___ EXTRACTED INFORMATION ___

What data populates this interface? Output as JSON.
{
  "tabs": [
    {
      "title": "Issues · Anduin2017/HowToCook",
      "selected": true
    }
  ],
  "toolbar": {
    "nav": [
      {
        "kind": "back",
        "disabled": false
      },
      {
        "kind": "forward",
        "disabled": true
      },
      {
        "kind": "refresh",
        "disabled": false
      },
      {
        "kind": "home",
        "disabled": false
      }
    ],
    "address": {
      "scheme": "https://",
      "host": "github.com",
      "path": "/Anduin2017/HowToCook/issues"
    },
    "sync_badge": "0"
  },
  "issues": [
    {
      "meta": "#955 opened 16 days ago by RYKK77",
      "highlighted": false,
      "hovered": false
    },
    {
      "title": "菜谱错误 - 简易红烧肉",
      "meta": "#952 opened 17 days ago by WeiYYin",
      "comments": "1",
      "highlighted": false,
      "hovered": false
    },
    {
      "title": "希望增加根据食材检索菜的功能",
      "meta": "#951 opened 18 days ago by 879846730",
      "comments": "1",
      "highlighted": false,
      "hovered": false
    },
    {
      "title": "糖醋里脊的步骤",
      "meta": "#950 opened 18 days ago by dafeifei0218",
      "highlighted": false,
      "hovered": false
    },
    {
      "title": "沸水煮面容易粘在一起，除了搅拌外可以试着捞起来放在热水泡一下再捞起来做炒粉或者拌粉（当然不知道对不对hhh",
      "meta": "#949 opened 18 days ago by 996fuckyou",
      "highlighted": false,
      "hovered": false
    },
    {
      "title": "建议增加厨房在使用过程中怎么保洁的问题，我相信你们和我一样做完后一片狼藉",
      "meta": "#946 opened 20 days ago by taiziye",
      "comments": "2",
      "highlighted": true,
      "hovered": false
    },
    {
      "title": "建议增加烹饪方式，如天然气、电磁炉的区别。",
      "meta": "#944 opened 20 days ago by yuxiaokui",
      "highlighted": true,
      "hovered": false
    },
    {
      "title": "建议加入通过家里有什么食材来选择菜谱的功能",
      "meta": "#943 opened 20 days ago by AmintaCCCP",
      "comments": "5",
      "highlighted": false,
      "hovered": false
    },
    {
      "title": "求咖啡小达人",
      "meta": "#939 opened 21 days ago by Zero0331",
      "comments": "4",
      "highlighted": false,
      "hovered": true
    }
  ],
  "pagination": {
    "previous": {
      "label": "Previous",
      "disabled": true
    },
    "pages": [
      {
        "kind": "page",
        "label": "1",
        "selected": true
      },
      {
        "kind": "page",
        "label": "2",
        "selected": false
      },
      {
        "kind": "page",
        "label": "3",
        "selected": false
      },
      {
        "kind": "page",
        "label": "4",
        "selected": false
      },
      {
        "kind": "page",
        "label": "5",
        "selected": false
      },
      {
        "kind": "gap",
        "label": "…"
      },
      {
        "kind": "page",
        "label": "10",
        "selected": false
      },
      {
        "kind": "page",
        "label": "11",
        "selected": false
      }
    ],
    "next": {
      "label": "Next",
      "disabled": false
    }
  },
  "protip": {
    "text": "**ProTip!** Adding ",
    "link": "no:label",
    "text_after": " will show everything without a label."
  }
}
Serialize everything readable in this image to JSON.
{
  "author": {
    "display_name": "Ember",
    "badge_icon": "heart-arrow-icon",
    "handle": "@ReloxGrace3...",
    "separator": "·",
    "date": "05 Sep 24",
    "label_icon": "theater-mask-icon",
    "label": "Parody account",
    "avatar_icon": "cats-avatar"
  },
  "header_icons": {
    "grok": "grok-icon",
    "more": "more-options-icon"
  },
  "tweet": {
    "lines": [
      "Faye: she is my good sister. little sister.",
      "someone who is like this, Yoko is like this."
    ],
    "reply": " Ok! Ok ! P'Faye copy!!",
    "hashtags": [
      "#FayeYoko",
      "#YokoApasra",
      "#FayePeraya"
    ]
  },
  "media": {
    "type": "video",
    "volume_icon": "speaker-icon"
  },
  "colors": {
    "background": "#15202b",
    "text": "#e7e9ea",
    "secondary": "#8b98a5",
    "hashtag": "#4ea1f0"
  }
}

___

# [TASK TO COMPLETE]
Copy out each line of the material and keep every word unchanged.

# [TASK RESPONSE]
What data populates this interface? Output as JSON.
{
  "tabs": [
    {
      "title": "Issues · Anduin2017/HowToCook",
      "selected": true
    }
  ],
  "toolbar": {
    "nav": [
      {
        "kind": "back",
        "disabled": false
      },
      {
        "kind": "forward",
        "disabled": true
      },
      {
        "kind": "refresh",
        "disabled": false
      },
      {
        "kind": "home",
        "disabled": false
      }
    ],
    "address": {
      "scheme": "https://",
      "host": "github.com",
      "path": "/Anduin2017/HowToCook/issues"
    },
    "sync_badge": "0"
  },
  "issues": [
    {
      "meta": "#955 opened 16 days ago by RYKK77",
      "highlighted": false,
      "hovered": false
    },
    {
      "title": "菜谱错误 - 简易红烧肉",
      "meta": "#952 opened 17 days ago by WeiYYin",
      "comments": "1",
      "highlighted": false,
      "hovered": false
    },
    {
      "title": "希望增加根据食材检索菜的功能",
      "meta": "#951 opened 18 days ago by 879846730",
      "comments": "1",
      "highlighted": false,
      "hovered": false
    },
    {
      "title": "糖醋里脊的步骤",
      "meta": "#950 opened 18 days ago by dafeifei0218",
      "highlighted": false,
      "hovered": false
    },
    {
      "title": "沸水煮面容易粘在一起，除了搅拌外可以试着捞起来放在热水泡一下再捞起来做炒粉或者拌粉（当然不知道对不对hhh",
      "meta": "#949 opened 18 days ago by 996fuckyou",
      "highlighted": false,
      "hovered": false
    },
    {
      "title": "建议增加厨房在使用过程中怎么保洁的问题，我相信你们和我一样做完后一片狼藉",
      "meta": "#946 opened 20 days ago by taiziye",
      "comments": "2",
      "highlighted": true,
      "hovered": false
    },
    {
      "title": "建议增加烹饪方式，如天然气、电磁炉的区别。",
      "meta": "#944 opened 20 days ago by yuxiaokui",
      "highlighted": true,
      "hovered": false
    },
    {
      "title": "建议加入通过家里有什么食材来选择菜谱的功能",
      "meta": "#943 opened 20 days ago by AmintaCCCP",
      "comments": "5",
      "highlighted": false,
      "hovered": false
    },
    {
      "title": "求咖啡小达人",
      "meta": "#939 opened 21 days ago by Zero0331",
      "comments": "4",
      "highlighted": false,
      "hovered": true
    }
  ],
  "pagination": {
    "previous": {
      "label": "Previous",
      "disabled": true
    },
    "pages": [
      {
        "kind": "page",
        "label": "1",
        "selected": true
      },
      {
        "kind": "page",
        "label": "2",
        "selected": false
      },
      {
        "kind": "page",
        "label": "3",
        "selected": false
      },
      {
        "kind": "page",
        "label": "4",
        "selected": false
      },
      {
        "kind": "page",
        "label": "5",
        "selected": false
      },
      {
        "kind": "gap",
        "label": "…"
      },
      {
        "kind": "page",
        "label": "10",
        "selected": false
      },
      {
        "kind": "page",
        "label": "11",
        "selected": false
      }
    ],
    "next": {
      "label": "Next",
      "disabled": false
    }
  },
  "protip": {
    "text": "**ProTip!** Adding ",
    "link": "no:label",
    "text_after": " will show everything without a label."
  }
}
Serialize everything readable in this image to JSON.
{
  "author": {
    "display_name": "Ember",
    "badge_icon": "heart-arrow-icon",
    "handle": "@ReloxGrace3...",
    "separator": "·",
    "date": "05 Sep 24",
    "label_icon": "theater-mask-icon",
    "label": "Parody account",
    "avatar_icon": "cats-avatar"
  },
  "header_icons": {
    "grok": "grok-icon",
    "more": "more-options-icon"
  },
  "tweet": {
    "lines": [
      "Faye: she is my good sister. little sister.",
      "someone who is like this, Yoko is like this."
    ],
    "reply": " Ok! Ok ! P'Faye copy!!",
    "hashtags": [
      "#FayeYoko",
      "#YokoApasra",
      "#FayePeraya"
    ]
  },
  "media": {
    "type": "video",
    "volume_icon": "speaker-icon"
  },
  "colors": {
    "background": "#15202b",
    "text": "#e7e9ea",
    "secondary": "#8b98a5",
    "hashtag": "#4ea1f0"
  }
}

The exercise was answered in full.